> _GIVEN RECORDS_
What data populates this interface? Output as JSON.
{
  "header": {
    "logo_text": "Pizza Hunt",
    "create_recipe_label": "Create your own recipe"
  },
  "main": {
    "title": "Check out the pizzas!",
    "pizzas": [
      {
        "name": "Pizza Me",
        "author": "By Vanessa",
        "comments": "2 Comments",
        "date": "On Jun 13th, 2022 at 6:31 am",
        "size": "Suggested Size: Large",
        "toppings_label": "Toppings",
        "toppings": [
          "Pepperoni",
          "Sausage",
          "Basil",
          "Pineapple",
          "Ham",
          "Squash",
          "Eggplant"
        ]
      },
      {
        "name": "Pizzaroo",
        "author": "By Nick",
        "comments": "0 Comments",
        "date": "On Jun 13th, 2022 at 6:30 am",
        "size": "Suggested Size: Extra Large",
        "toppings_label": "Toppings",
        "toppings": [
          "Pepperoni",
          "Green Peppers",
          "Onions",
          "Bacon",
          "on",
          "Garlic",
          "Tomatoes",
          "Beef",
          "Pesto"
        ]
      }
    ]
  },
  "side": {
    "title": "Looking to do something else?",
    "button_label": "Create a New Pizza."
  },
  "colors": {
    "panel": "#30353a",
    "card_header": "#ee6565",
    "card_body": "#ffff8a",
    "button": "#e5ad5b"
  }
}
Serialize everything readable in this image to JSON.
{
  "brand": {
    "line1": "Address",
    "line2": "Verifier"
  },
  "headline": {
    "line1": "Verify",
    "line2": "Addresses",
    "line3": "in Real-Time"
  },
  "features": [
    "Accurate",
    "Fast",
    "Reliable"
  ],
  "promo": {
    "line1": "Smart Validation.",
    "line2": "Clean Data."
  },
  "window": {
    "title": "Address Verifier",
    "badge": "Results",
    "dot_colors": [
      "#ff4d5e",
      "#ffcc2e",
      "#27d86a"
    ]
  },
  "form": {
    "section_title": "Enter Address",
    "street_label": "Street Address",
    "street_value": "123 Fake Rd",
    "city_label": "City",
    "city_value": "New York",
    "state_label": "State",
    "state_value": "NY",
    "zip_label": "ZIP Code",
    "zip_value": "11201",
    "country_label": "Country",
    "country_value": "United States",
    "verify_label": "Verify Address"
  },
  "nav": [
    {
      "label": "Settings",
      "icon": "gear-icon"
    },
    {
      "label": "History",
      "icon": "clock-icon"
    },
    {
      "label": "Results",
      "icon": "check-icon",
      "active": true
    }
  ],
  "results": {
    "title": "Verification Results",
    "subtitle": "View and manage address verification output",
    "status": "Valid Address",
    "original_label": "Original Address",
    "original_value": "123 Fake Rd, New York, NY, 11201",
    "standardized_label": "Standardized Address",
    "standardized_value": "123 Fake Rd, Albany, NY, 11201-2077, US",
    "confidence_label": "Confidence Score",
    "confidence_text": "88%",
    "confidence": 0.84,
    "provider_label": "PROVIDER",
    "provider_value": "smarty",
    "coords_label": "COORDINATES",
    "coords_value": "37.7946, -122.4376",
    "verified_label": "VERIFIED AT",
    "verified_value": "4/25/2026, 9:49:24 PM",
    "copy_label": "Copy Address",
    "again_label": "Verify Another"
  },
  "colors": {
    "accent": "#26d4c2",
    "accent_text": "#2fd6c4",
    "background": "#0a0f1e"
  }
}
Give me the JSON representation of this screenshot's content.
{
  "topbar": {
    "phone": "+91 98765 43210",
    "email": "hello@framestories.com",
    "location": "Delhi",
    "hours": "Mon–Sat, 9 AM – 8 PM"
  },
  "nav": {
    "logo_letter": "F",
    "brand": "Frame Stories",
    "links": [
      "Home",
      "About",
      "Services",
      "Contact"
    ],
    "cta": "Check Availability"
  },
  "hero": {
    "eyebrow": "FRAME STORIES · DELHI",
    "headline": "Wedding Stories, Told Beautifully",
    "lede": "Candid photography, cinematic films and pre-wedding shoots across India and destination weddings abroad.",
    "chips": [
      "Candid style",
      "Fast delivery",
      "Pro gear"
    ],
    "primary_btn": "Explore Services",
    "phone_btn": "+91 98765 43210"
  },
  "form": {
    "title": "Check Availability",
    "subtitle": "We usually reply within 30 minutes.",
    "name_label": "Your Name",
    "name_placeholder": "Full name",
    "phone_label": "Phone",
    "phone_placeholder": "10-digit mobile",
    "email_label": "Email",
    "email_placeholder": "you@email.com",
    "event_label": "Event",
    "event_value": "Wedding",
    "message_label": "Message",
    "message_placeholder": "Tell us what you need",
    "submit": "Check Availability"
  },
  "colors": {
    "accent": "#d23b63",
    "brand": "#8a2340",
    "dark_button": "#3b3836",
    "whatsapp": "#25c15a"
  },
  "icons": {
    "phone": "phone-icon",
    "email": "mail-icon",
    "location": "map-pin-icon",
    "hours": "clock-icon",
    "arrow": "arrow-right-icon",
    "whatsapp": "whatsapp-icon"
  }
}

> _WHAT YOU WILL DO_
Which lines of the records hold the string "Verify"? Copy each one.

> _TASK SOLUTION_
    "line1": "Verify",
    "verify_label": "Verify Address"
    "again_label": "Verify Another"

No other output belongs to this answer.